Despite the success, after the group's second full-length, Farndon was fired from the band on June 14, 1982. Two days later, Honeyman-Scott was found dead; his death was blamed on heart failure brought on by cocaine use. Farndon was trying to form a new band, but he too ended up dying from drugs less than a year after Honeyman-Scott — Farndon was found dead on April 14, 1983, after passing out after taking heroin and drowning in the bathtub.
The Pretenders, of course, continued to have a lot of
success and are still going today, rolling through an army of
"replacement" players in the decades since losing half its membership so tragically. In 2005, The Pretenders were inducted into the
Rock & Roll Hall of Fame. Hynde and Chambers were the only members
to accept, which seemed a fitting tribute to Honeyman-Scott and Farndon.
During her "acceptance speech," Hynde thanked all the members of the
band from over the years, then said, "I know that the Pretenders have
looked like a tribute band for the last 20 years … We're paying tribute
to James Honeyman Scott and Pete Farndon, without whom we wouldn't be
here.
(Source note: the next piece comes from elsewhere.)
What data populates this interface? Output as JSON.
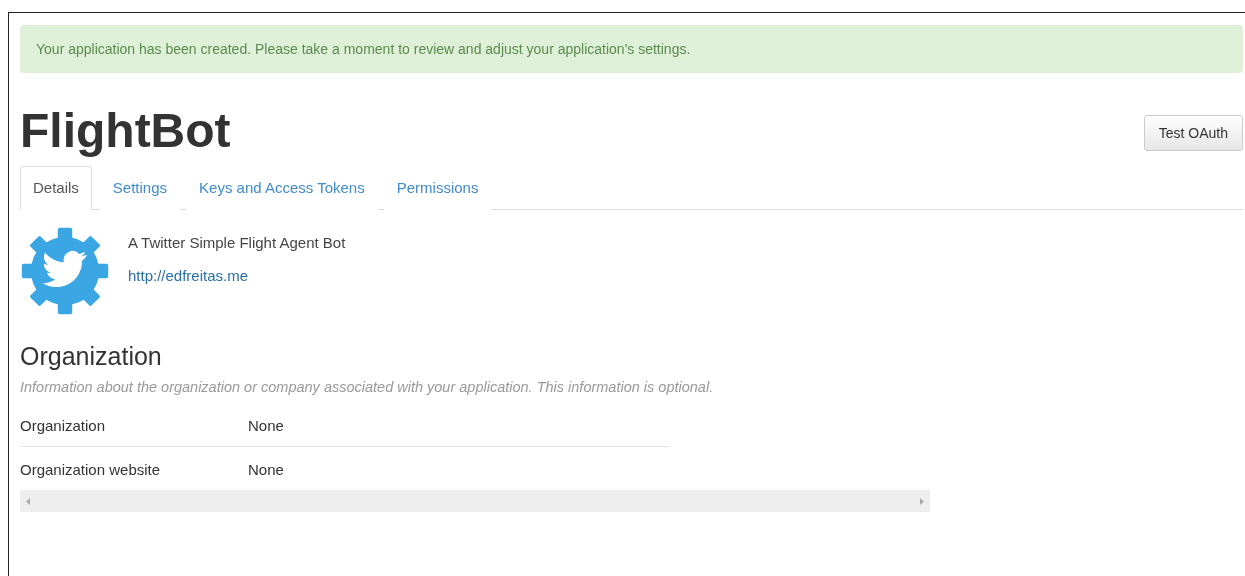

And on the other hand, without us, they might have been here, but
that's the way it works in Rock & Roll."
Check out the following clips of the Pretenders from the TV show Fridays in 1981 (with a botched intro by the legendary Andy Kaufman, followed by an apology and proper introduction).